- The token value is used instead of the refiner object. Only the refiner token value is needed because this values will be used to create an array with the selected refiners. The next step is to update the function calls to this:
In these loops, the refiner objects are removed and updated to use the refiner token values.
The current outcome looks like this:
Adding the Refinement Action
The next step is to add an element that will trigger the refinement action. Right now you can only check the checkboxes, so we’ll show a link underneath the checkboxes to do the refinement.
The following piece of code is added in place of the RemoveRefinement block.
Note: you cannot place this function in the display template, because the template is only used to display data. If the function is defined in the display template, it cannot be called.
For this function two things are needed:
What the code does, is it retrieves all the checkboxes from the control, and it loops over each to see if it is checked. When this is the case, the checkbox value will be added to the refinement array. At the end this refinement array will be used to call the updateRefinementFilters method, which will trigger the search refinement with your values.
Now your refinement action will work, so you can test the multi-value refinement.
Add a Removal Action to the Refinement Control
The next action that will be added to the control, is to get the ability to remove the whole refinement. This can be done like in the other parts. You’ll need to add a link to the template that updates the refinement control with a null reference.
This is the outcome:
Choose the Operation
An idea I got to make this refiner a bit more unique, was to add the operation that you want to perform on the refinement, an AND or OR operation.
The first thing to do is creating a new function that will be used to create the radio buttons. This function will be called ShowOperatorRadioElements, and it will also allow to automatically check the operation in use. To know what type of operation is currently used, you’ll need to retrieve it from the current Query State. This can be easily done by the following code:

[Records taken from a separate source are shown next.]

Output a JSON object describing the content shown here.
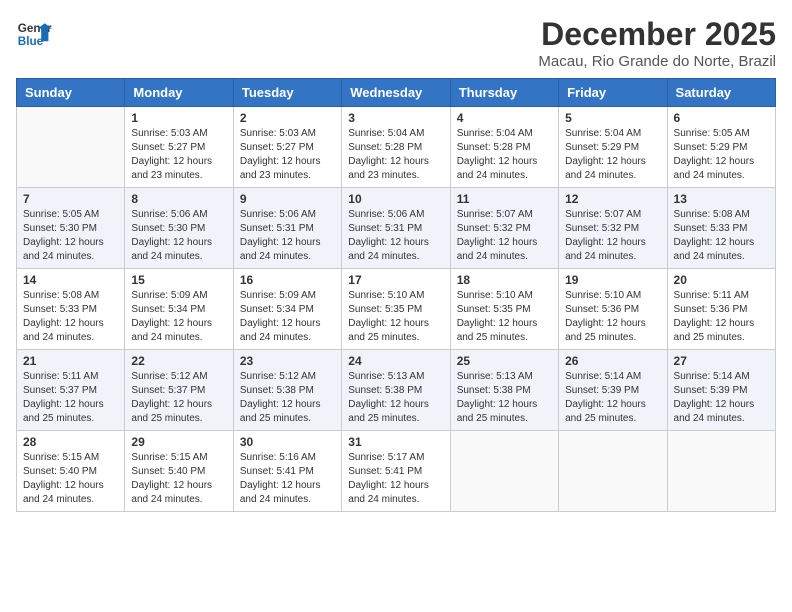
{
  "header": {
    "logo_line1": "General",
    "logo_line2": "Blue",
    "month": "December 2025",
    "location": "Macau, Rio Grande do Norte, Brazil"
  },
  "days_of_week": [
    "Sunday",
    "Monday",
    "Tuesday",
    "Wednesday",
    "Thursday",
    "Friday",
    "Saturday"
  ],
  "weeks": [
    [
      {
        "num": "",
        "detail": ""
      },
      {
        "num": "1",
        "detail": "Sunrise: 5:03 AM\nSunset: 5:27 PM\nDaylight: 12 hours\nand 23 minutes."
      },
      {
        "num": "2",
        "detail": "Sunrise: 5:03 AM\nSunset: 5:27 PM\nDaylight: 12 hours\nand 23 minutes."
      },
      {
        "num": "3",
        "detail": "Sunrise: 5:04 AM\nSunset: 5:28 PM\nDaylight: 12 hours\nand 23 minutes."
      },
      {
        "num": "4",
        "detail": "Sunrise: 5:04 AM\nSunset: 5:28 PM\nDaylight: 12 hours\nand 24 minutes."
      },
      {
        "num": "5",
        "detail": "Sunrise: 5:04 AM\nSunset: 5:29 PM\nDaylight: 12 hours\nand 24 minutes."
      },
      {
        "num": "6",
        "detail": "Sunrise: 5:05 AM\nSunset: 5:29 PM\nDaylight: 12 hours\nand 24 minutes."
      }
    ],
    [
      {
        "num": "7",
        "detail": "Sunrise: 5:05 AM\nSunset: 5:30 PM\nDaylight: 12 hours\nand 24 minutes."
      },
      {
        "num": "8",
        "detail": "Sunrise: 5:06 AM\nSunset: 5:30 PM\nDaylight: 12 hours\nand 24 minutes."
      },
      {
        "num": "9",
        "detail": "Sunrise: 5:06 AM\nSunset: 5:31 PM\nDaylight: 12 hours\nand 24 minutes."
      },
      {
        "num": "10",
        "detail": "Sunrise: 5:06 AM\nSunset: 5:31 PM\nDaylight: 12 hours\nand 24 minutes."
      },
      {
        "num": "11",
        "detail": "Sunrise: 5:07 AM\nSunset: 5:32 PM\nDaylight: 12 hours\nand 24 minutes."
      },
      {
        "num": "12",
        "detail": "Sunrise: 5:07 AM\nSunset: 5:32 PM\nDaylight: 12 hours\nand 24 minutes."
      },
      {
        "num": "13",
        "detail": "Sunrise: 5:08 AM\nSunset: 5:33 PM\nDaylight: 12 hours\nand 24 minutes."
      }
    ],
    [
      {
        "num": "14",
        "detail": "Sunrise: 5:08 AM\nSunset: 5:33 PM\nDaylight: 12 hours\nand 24 minutes."
      },
      {
        "num": "15",
        "detail": "Sunrise: 5:09 AM\nSunset: 5:34 PM\nDaylight: 12 hours\nand 24 minutes."
      },
      {
        "num": "16",
        "detail": "Sunrise: 5:09 AM\nSunset: 5:34 PM\nDaylight: 12 hours\nand 24 minutes."
      },
      {
        "num": "17",
        "detail": "Sunrise: 5:10 AM\nSunset: 5:35 PM\nDaylight: 12 hours\nand 25 minutes."
      },
      {
        "num": "18",
        "detail": "Sunrise: 5:10 AM\nSunset: 5:35 PM\nDaylight: 12 hours\nand 25 minutes."
      },
      {
        "num": "19",
        "detail": "Sunrise: 5:10 AM\nSunset: 5:36 PM\nDaylight: 12 hours\nand 25 minutes."
      },
      {
        "num": "20",
        "detail": "Sunrise: 5:11 AM\nSunset: 5:36 PM\nDaylight: 12 hours\nand 25 minutes."
      }
    ],
    [
      {
        "num": "21",
        "detail": "Sunrise: 5:11 AM\nSunset: 5:37 PM\nDaylight: 12 hours\nand 25 minutes."
      },
      {
        "num": "22",
        "detail": "Sunrise: 5:12 AM\nSunset: 5:37 PM\nDaylight: 12 hours\nand 25 minutes."
      },
      {
        "num": "23",
        "detail": "Sunrise: 5:12 AM\nSunset: 5:38 PM\nDaylight: 12 hours\nand 25 minutes."
      },
      {
        "num": "24",
        "detail": "Sunrise: 5:13 AM\nSunset: 5:38 PM\nDaylight: 12 hours\nand 25 minutes."
      },
      {
        "num": "25",
        "detail": "Sunrise: 5:13 AM\nSunset: 5:38 PM\nDaylight: 12 hours\nand 25 minutes."
      },
      {
        "num": "26",
        "detail": "Sunrise: 5:14 AM\nSunset: 5:39 PM\nDaylight: 12 hours\nand 25 minutes."
      },
      {
        "num": "27",
        "detail": "Sunrise: 5:14 AM\nSunset: 5:39 PM\nDaylight: 12 hours\nand 24 minutes."
      }
    ],
    [
      {
        "num": "28",
        "detail": "Sunrise: 5:15 AM\nSunset: 5:40 PM\nDaylight: 12 hours\nand 24 minutes."
      },
      {
        "num": "29",
        "detail": "Sunrise: 5:15 AM\nSunset: 5:40 PM\nDaylight: 12 hours\nand 24 minutes."
      },
      {
        "num": "30",
        "detail": "Sunrise: 5:16 AM\nSunset: 5:41 PM\nDaylight: 12 hours\nand 24 minutes."
      },
      {
        "num": "31",
        "detail": "Sunrise: 5:17 AM\nSunset: 5:41 PM\nDaylight: 12 hours\nand 24 minutes."
      },
      {
        "num": "",
        "detail": ""
      },
      {
        "num": "",
        "detail": ""
      },
      {
        "num": "",
        "detail": ""
      }
    ]
  ]
}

The object that it returns looks like this:
In the output above, you can see that the operation can be retrieved from that object. The ShowOperatorRadioElements function looks like this:
The following piece of code can be added just before the Refine Results link. This will show the Operation text, and calls the ShowOperatorRadioElements function.

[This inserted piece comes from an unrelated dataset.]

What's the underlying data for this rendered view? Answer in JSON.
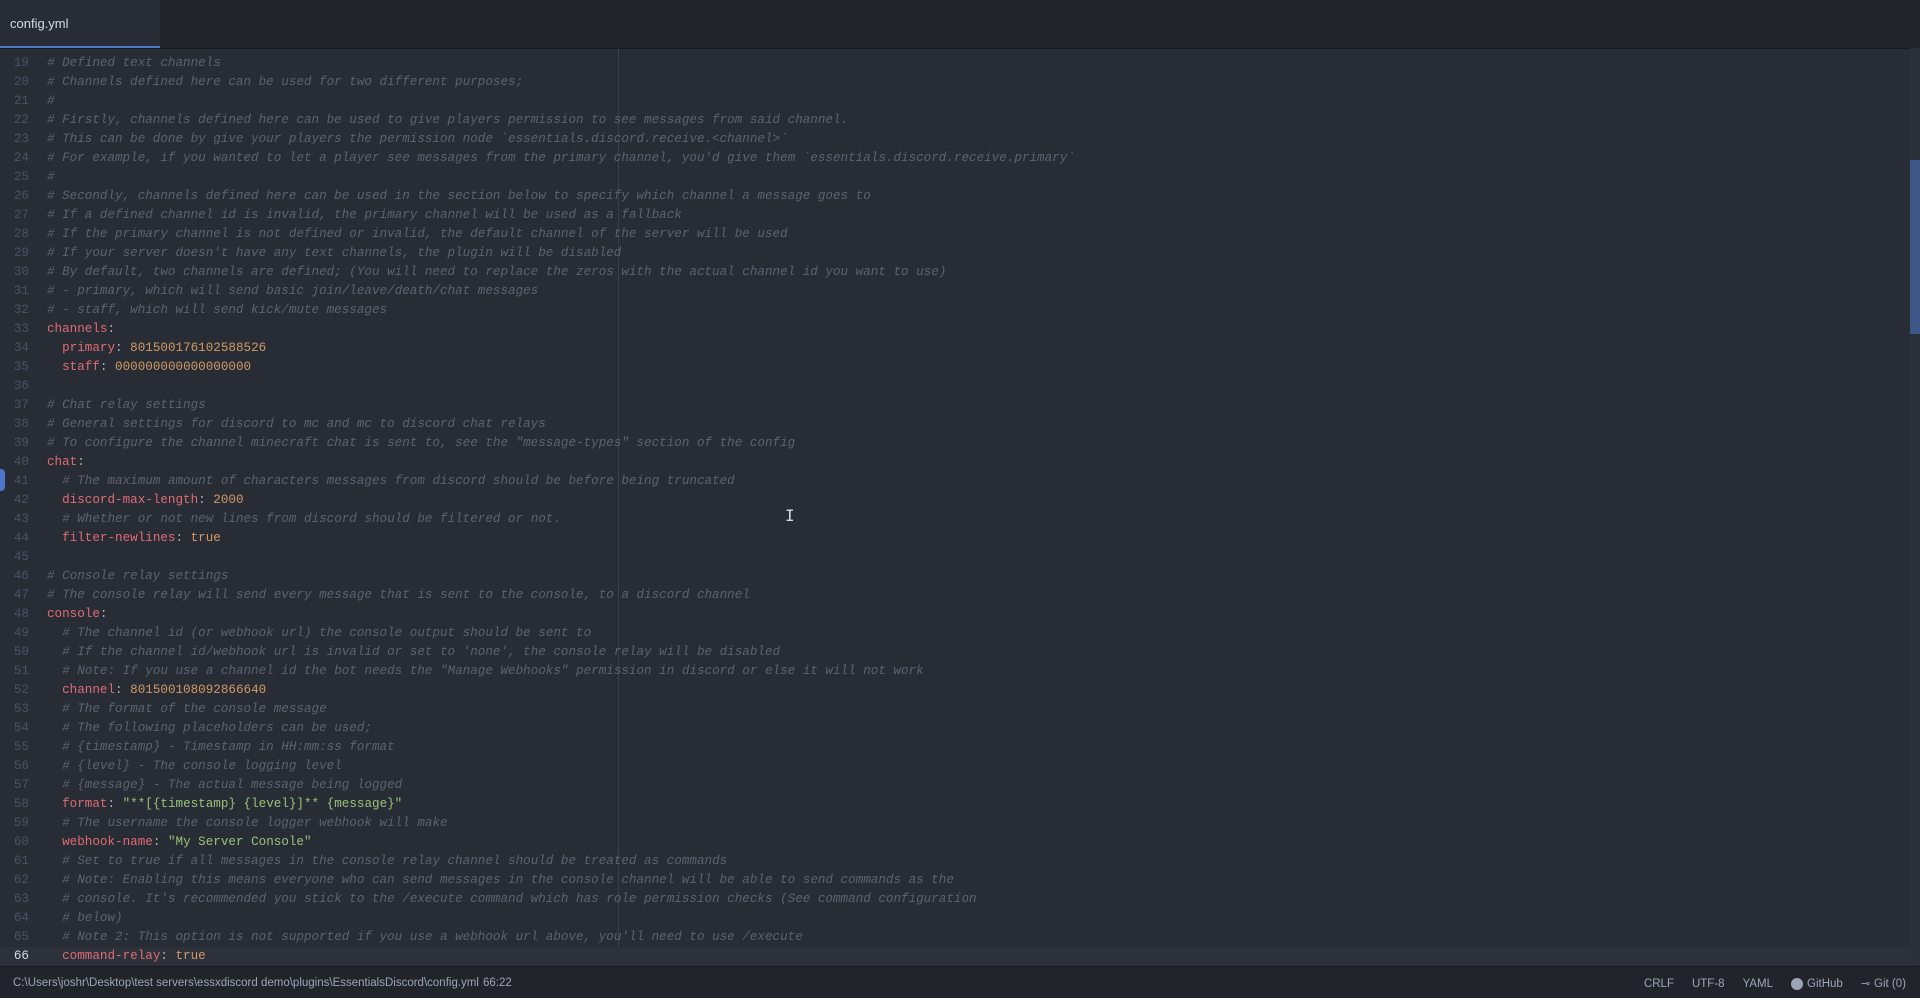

One last thing, to support this operation to take place, you’ll need to do an update to the SubmitRefinement function so that it retrieves the dropdown value and use it for the refinement.

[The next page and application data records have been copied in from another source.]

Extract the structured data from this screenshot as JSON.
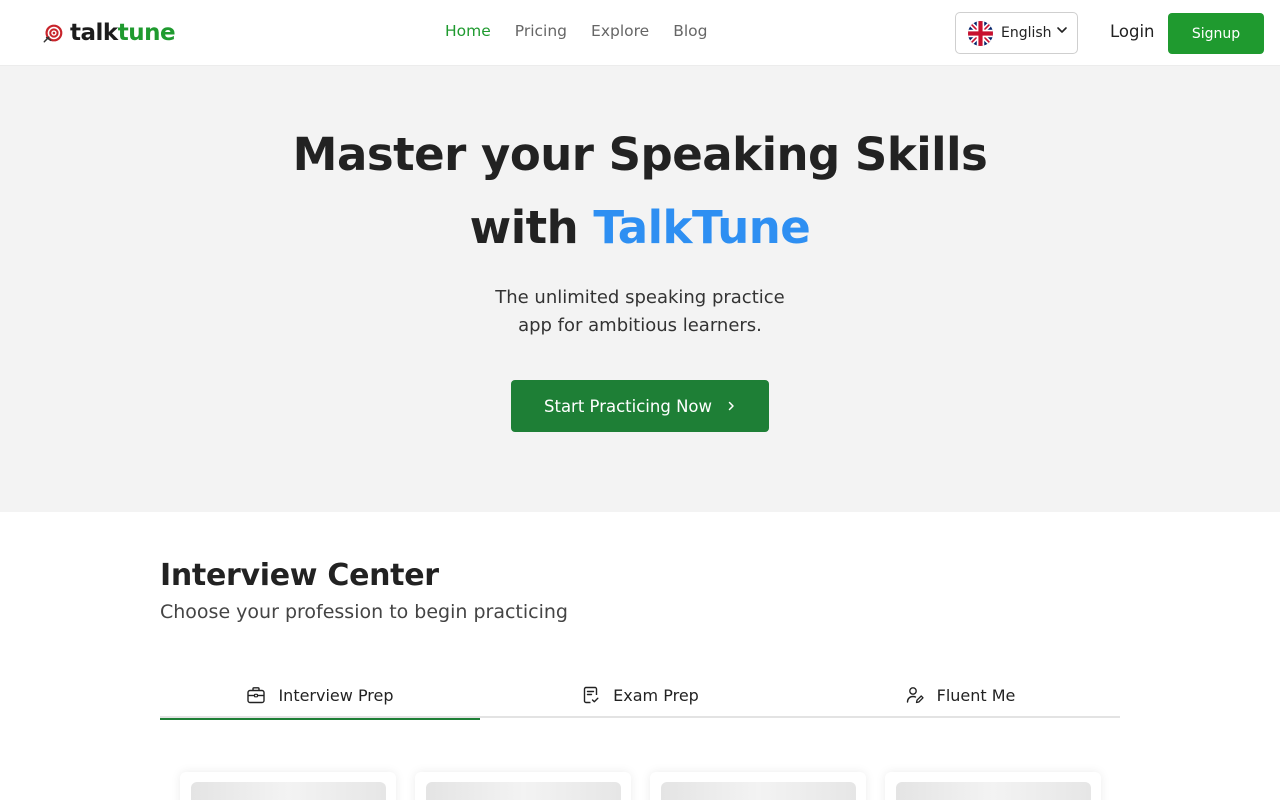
{
  "brand": {
    "name_part1": "talk",
    "name_part2": "tune",
    "accent_color": "#1f9a2f"
  },
  "nav": {
    "items": [
      {
        "label": "Home",
        "active": true
      },
      {
        "label": "Pricing",
        "active": false
      },
      {
        "label": "Explore",
        "active": false
      },
      {
        "label": "Blog",
        "active": false
      }
    ]
  },
  "language": {
    "selected": "English",
    "flag_icon": "uk-flag-icon"
  },
  "auth": {
    "login_label": "Login",
    "signup_label": "Signup"
  },
  "hero": {
    "title_line1": "Master your Speaking Skills",
    "title_line2_prefix": "with ",
    "title_line2_accent": "TalkTune",
    "accent_color": "#2e8ff2",
    "subtitle_line1": "The unlimited speaking practice",
    "subtitle_line2": "app for ambitious learners.",
    "cta_label": "Start Practicing Now",
    "cta_color": "#1e7f36"
  },
  "interview_center": {
    "title": "Interview Center",
    "subtitle": "Choose your profession to begin practicing",
    "tabs": [
      {
        "label": "Interview Prep",
        "icon": "briefcase-icon",
        "active": true
      },
      {
        "label": "Exam Prep",
        "icon": "exam-checklist-icon",
        "active": false
      },
      {
        "label": "Fluent Me",
        "icon": "user-edit-icon",
        "active": false
      }
    ],
    "card_count_visible": 4
  }
}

The final result looks like this:
You can download the files on GitHub: Part 6 files.
Updated the code to retrieve the operator value. This could be simplified by using the getCurrentRefinementCategory method.
Blog posts in this series:
- Part 1: Create your first search refiner control template
- Part 2: Adding Refinement Actions to the Custom Search Refiner Control
- Part 3: Working with File Types in the Search Refiner Control Template
- Part 4: Create a dropdown refiner control
- Part 5: The Search Refiner Control Methods Explained
- Part 6: Create a Multi-Value Search Refiner Control
- Part 7: Working with Ranges in the Search Refiner Control